20min Drabble Challenge: “Monolith”

Shoutout to @stnorahed on twitter for the word prompt! The 20 minutes is from the moment I jot down the first word till I write the last. I’ll sit and consider the theme and the visual imagery for some minutes beforehand, oftentimes googling images of the word.


Every day the molehill grew higher until it rose like a monolith in my backyard, haloed by the sun and moon. It became obvious it wasn’t a molehill, but my neighbor called the cops before I could decide what to do about it myself. The journalists and photographers came after the cops had done their stint. The scientists came last, carrying equipment bigger than themselves. These days, nobody comes.
I haven’t heard a word from anyone.
The molehill keeps growing.
It’s not a molehill, but nobody will tell me what it is.
Guess I’ll have to find out for myself.

20min Drabble Challenge: “Salacious”

Shoutout to @CrystalAHill on twitter for the word prompt! The 20 minutes is from the moment I jot down the first word till I write the last. I’ll sit and consider the theme and the visual imagery for some minutes beforehand, oftentimes googling images of the word. Laurell K. Hamilton herself and her body of work – which I hugely admire – inspired the topic of this drabble.

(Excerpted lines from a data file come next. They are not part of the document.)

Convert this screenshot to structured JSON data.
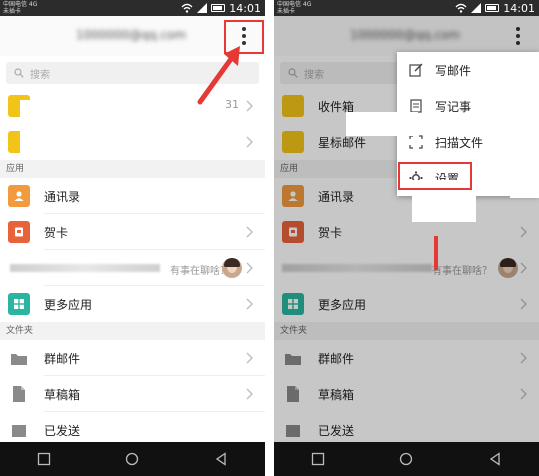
{
  "status": {
    "carrier": "中国电信 4G",
    "carrier_sub": "未插卡",
    "time": "14:01"
  },
  "search": {
    "placeholder": "搜索"
  },
  "mailboxes": [
    {
      "label": "收件箱",
      "count": "31",
      "icon": "inbox-icon",
      "color": "#f2c318"
    },
    {
      "label": "星标邮件",
      "icon": "folder-icon",
      "color": "#f2c318"
    }
  ],
  "sections": {
    "apps": "应用",
    "folders": "文件夹"
  },
  "apps": [
    {
      "label": "通讯录",
      "icon": "contacts-icon",
      "color": "#f19a3e"
    },
    {
      "label": "贺卡",
      "icon": "card-icon",
      "color": "#e8623b"
    }
  ],
  "chat": {
    "hint": "有事在聊啥？"
  },
  "more_apps": {
    "label": "更多应用",
    "icon": "grid-icon",
    "color": "#2bb5a0"
  },
  "folders": [
    {
      "label": "群邮件",
      "icon": "group-mail-icon"
    },
    {
      "label": "草稿箱",
      "icon": "draft-icon"
    },
    {
      "label": "已发送",
      "icon": "sent-icon"
    }
  ],
  "menu": {
    "items": [
      {
        "label": "写邮件",
        "icon": "compose-icon"
      },
      {
        "label": "写记事",
        "icon": "note-icon"
      },
      {
        "label": "扫描文件",
        "icon": "scan-icon"
      },
      {
        "label": "设置",
        "icon": "gear-icon"
      }
    ]
  },
  "colors": {
    "accent_red": "#e53935",
    "folder_gray": "#8a8a8a"
  }
}
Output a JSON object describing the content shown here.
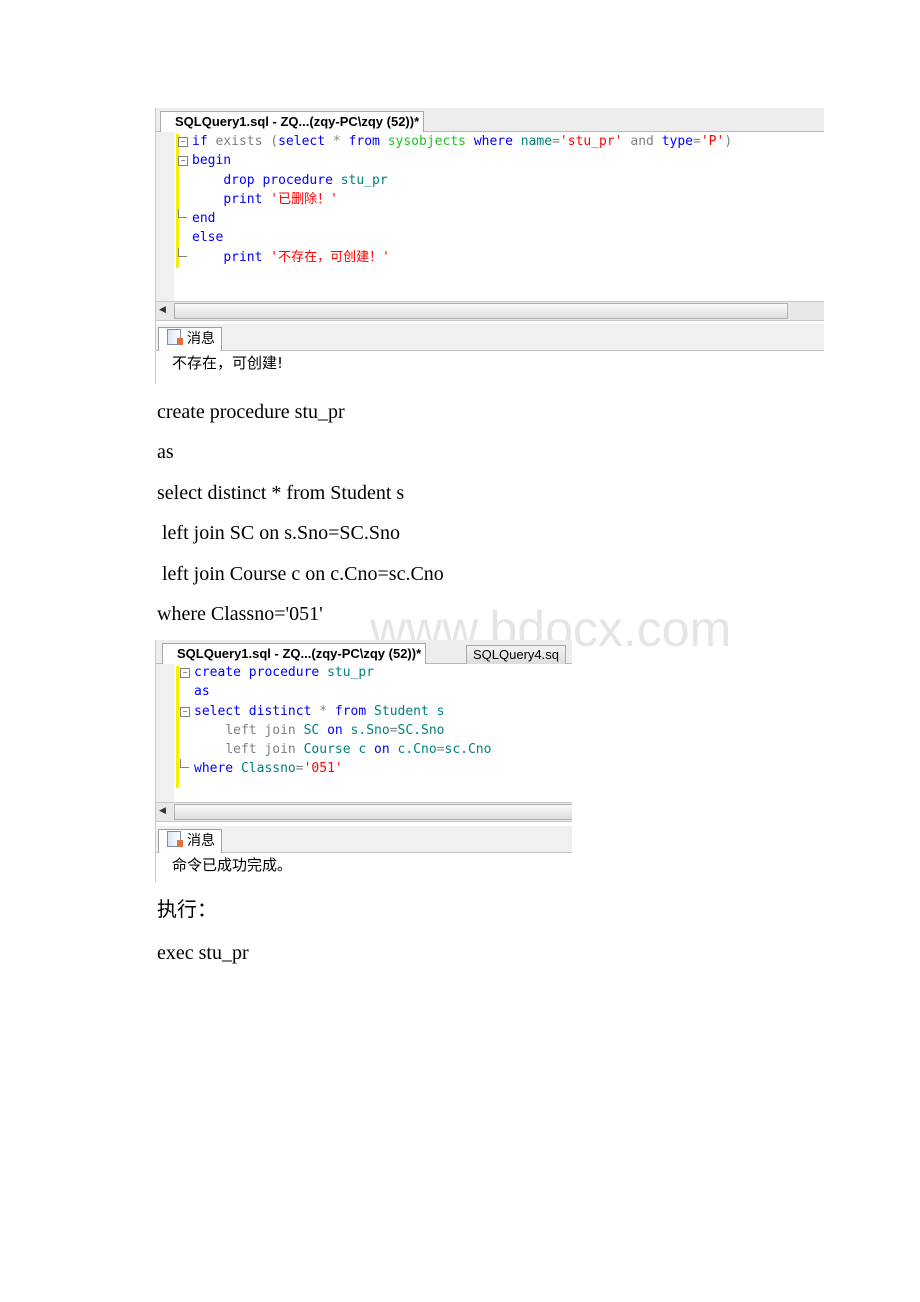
{
  "watermark": "www.bdocx.com",
  "colors": {
    "keyword": "#0000ff",
    "gray": "#808080",
    "system": "#22c022",
    "identifier": "#008080",
    "string": "#ff0000",
    "change_bar": "#f5f000"
  },
  "screenshot1": {
    "tab_title": "SQLQuery1.sql - ZQ...(zqy-PC\\zqy (52))*",
    "code": [
      {
        "fold": "minus",
        "tokens": [
          [
            "if",
            "kw"
          ],
          [
            " exists ",
            "gray"
          ],
          [
            "(",
            "gray"
          ],
          [
            "select",
            "kw"
          ],
          [
            " * ",
            "gray"
          ],
          [
            "from",
            "kw"
          ],
          [
            " ",
            "blk"
          ],
          [
            "sysobjects",
            "grn"
          ],
          [
            " ",
            "blk"
          ],
          [
            "where",
            "kw"
          ],
          [
            " ",
            "blk"
          ],
          [
            "name",
            "teal"
          ],
          [
            "=",
            "gray"
          ],
          [
            "'stu_pr'",
            "red"
          ],
          [
            " and ",
            "gray"
          ],
          [
            "type",
            "kw"
          ],
          [
            "=",
            "gray"
          ],
          [
            "'P'",
            "red"
          ],
          [
            ")",
            "gray"
          ]
        ]
      },
      {
        "fold": "minus",
        "tokens": [
          [
            "begin",
            "kw"
          ]
        ]
      },
      {
        "fold": "",
        "tokens": [
          [
            "    ",
            "blk"
          ],
          [
            "drop",
            "kw"
          ],
          [
            " ",
            "blk"
          ],
          [
            "procedure",
            "kw"
          ],
          [
            " ",
            "blk"
          ],
          [
            "stu_pr",
            "teal"
          ]
        ]
      },
      {
        "fold": "",
        "tokens": [
          [
            "    ",
            "blk"
          ],
          [
            "print",
            "kw"
          ],
          [
            " ",
            "blk"
          ],
          [
            "'已删除！'",
            "red"
          ]
        ]
      },
      {
        "fold": "end",
        "tokens": [
          [
            "end",
            "kw"
          ]
        ]
      },
      {
        "fold": "",
        "tokens": [
          [
            "else",
            "kw"
          ]
        ]
      },
      {
        "fold": "end",
        "tokens": [
          [
            "    ",
            "blk"
          ],
          [
            "print",
            "kw"
          ],
          [
            " ",
            "blk"
          ],
          [
            "'不存在，可创建！'",
            "red"
          ]
        ]
      }
    ],
    "messages_tab": "消息",
    "message": "不存在，可创建!"
  },
  "paragraphs1": [
    "create procedure stu_pr",
    "as",
    "select distinct * from Student s",
    " left join SC on s.Sno=SC.Sno",
    " left join Course c on c.Cno=sc.Cno",
    "where Classno='051'"
  ],
  "screenshot2": {
    "tab_title": "SQLQuery1.sql - ZQ...(zqy-PC\\zqy (52))*",
    "tab2_title": "SQLQuery4.sq",
    "code": [
      {
        "fold": "minus",
        "tokens": [
          [
            "create",
            "kw"
          ],
          [
            " ",
            "blk"
          ],
          [
            "procedure",
            "kw"
          ],
          [
            " ",
            "blk"
          ],
          [
            "stu_pr",
            "teal"
          ]
        ]
      },
      {
        "fold": "",
        "tokens": [
          [
            "as",
            "kw"
          ]
        ]
      },
      {
        "fold": "minus",
        "tokens": [
          [
            "select",
            "kw"
          ],
          [
            " ",
            "blk"
          ],
          [
            "distinct",
            "kw"
          ],
          [
            " * ",
            "gray"
          ],
          [
            "from",
            "kw"
          ],
          [
            " ",
            "blk"
          ],
          [
            "Student",
            "teal"
          ],
          [
            " s",
            "teal"
          ]
        ]
      },
      {
        "fold": "",
        "tokens": [
          [
            "    ",
            "blk"
          ],
          [
            "left join",
            "gray"
          ],
          [
            " ",
            "blk"
          ],
          [
            "SC",
            "teal"
          ],
          [
            " ",
            "blk"
          ],
          [
            "on",
            "kw"
          ],
          [
            " s.Sno",
            "teal"
          ],
          [
            "=",
            "gray"
          ],
          [
            "SC.Sno",
            "teal"
          ]
        ]
      },
      {
        "fold": "",
        "tokens": [
          [
            "    ",
            "blk"
          ],
          [
            "left join",
            "gray"
          ],
          [
            " ",
            "blk"
          ],
          [
            "Course",
            "teal"
          ],
          [
            " c ",
            "teal"
          ],
          [
            "on",
            "kw"
          ],
          [
            " c.Cno",
            "teal"
          ],
          [
            "=",
            "gray"
          ],
          [
            "sc.Cno",
            "teal"
          ]
        ]
      },
      {
        "fold": "end",
        "tokens": [
          [
            "where",
            "kw"
          ],
          [
            " ",
            "blk"
          ],
          [
            "Classno",
            "teal"
          ],
          [
            "=",
            "gray"
          ],
          [
            "'051'",
            "red"
          ]
        ]
      }
    ],
    "messages_tab": "消息",
    "message": "命令已成功完成。"
  },
  "paragraphs2": [
    "执行：",
    "exec stu_pr"
  ]
}
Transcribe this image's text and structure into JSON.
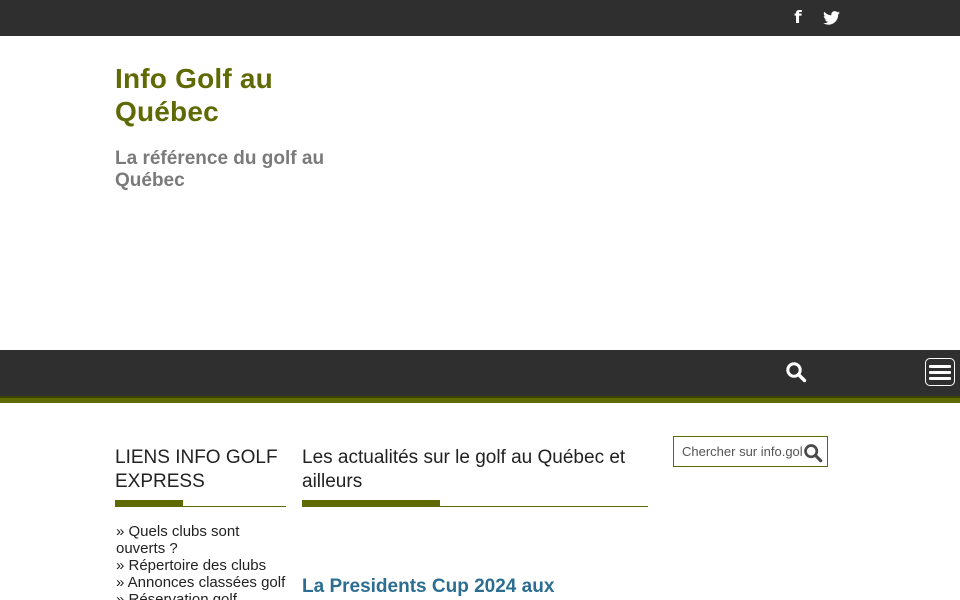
{
  "topbar": {
    "facebook_glyph": "f",
    "icons": [
      "facebook-icon",
      "twitter-icon"
    ],
    "color": "#2f2f2f"
  },
  "header": {
    "site_title": "Info Golf au Québec",
    "tagline": "La référence du golf au Québec"
  },
  "nav": {
    "icons": [
      "search-icon",
      "menu-icon"
    ],
    "accent_color": "#5f6a04"
  },
  "sidebar_left": {
    "title": "LIENS INFO GOLF EXPRESS",
    "links": [
      "» Quels clubs sont ouverts ?",
      "» Répertoire des clubs",
      "» Annonces classées golf",
      "» Réservation golf"
    ]
  },
  "main": {
    "title": "Les actualités sur le golf au Québec et ailleurs",
    "post_title": "La Presidents Cup 2024 aux"
  },
  "sidebar_right": {
    "search_placeholder": "Chercher sur info.golf",
    "search_icon": "search-icon"
  },
  "colors": {
    "brand": "#5f6a04",
    "dark_bar": "#2f2f2f",
    "link_blue": "#2c6e91",
    "tagline_gray": "#7a7a7a"
  }
}
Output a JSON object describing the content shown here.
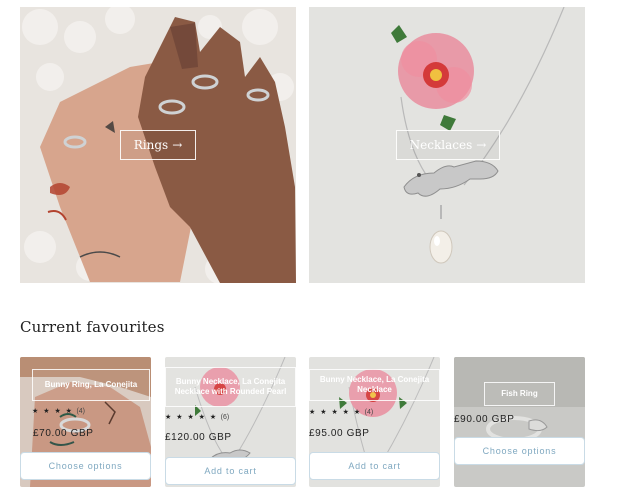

“Don’t call it salacious, mom.”
“I’ll call it what it is, my daughter or not.”
Erica rubbed her tired eyes. “You don’t know what it is.”
Her mother fiddled with her own wedding ring. “I obviously can’t tell you what to do, but—”
“Then stop, right there, and don’t do it.”
Her mother’s lips thinned with the effort of staying silent, but she ultimately failed. “Is Andy not enough for you? There’s couple’s therapy.”
“There’s no problem here, so what’re you trying to fix?”
“Your marriage!”
“It’s not broken.”
“You’re dating other men!”
“It’s called polyamory.”
“And women!”
“Po-ly-a-mo-ry.”

20min Drabble Challenge: “Incipient”


Shoutout to @MEmbergerauthor on twitter for the word prompt!
 The 20 minutes is from the moment I jot down the first word till I write the last. I’ll sit and consider the theme and the visual imagery for some minutes beforehand, oftentimes googling images of the word.


“Keep looking!” the girl says. “This only happens once a year.”
“What if it smells like rotten eggs?” the boy asks.
“You’re so dumb. Why would—”
“No, hear me out. What if—”
“Look, look!”
The bulbous pod of the cactus pops open, orange and white petals peeking out. The Queen of the Night only blooms once a year at midnight. The boy and the girl have waited for this.
When the flower is full, the girl raises her hands, grinning toothily, and slaps her palms together, crushing the flower. They both laugh, tasting the smell of crushed petals.


Photo credit – Diana Cochran Johnson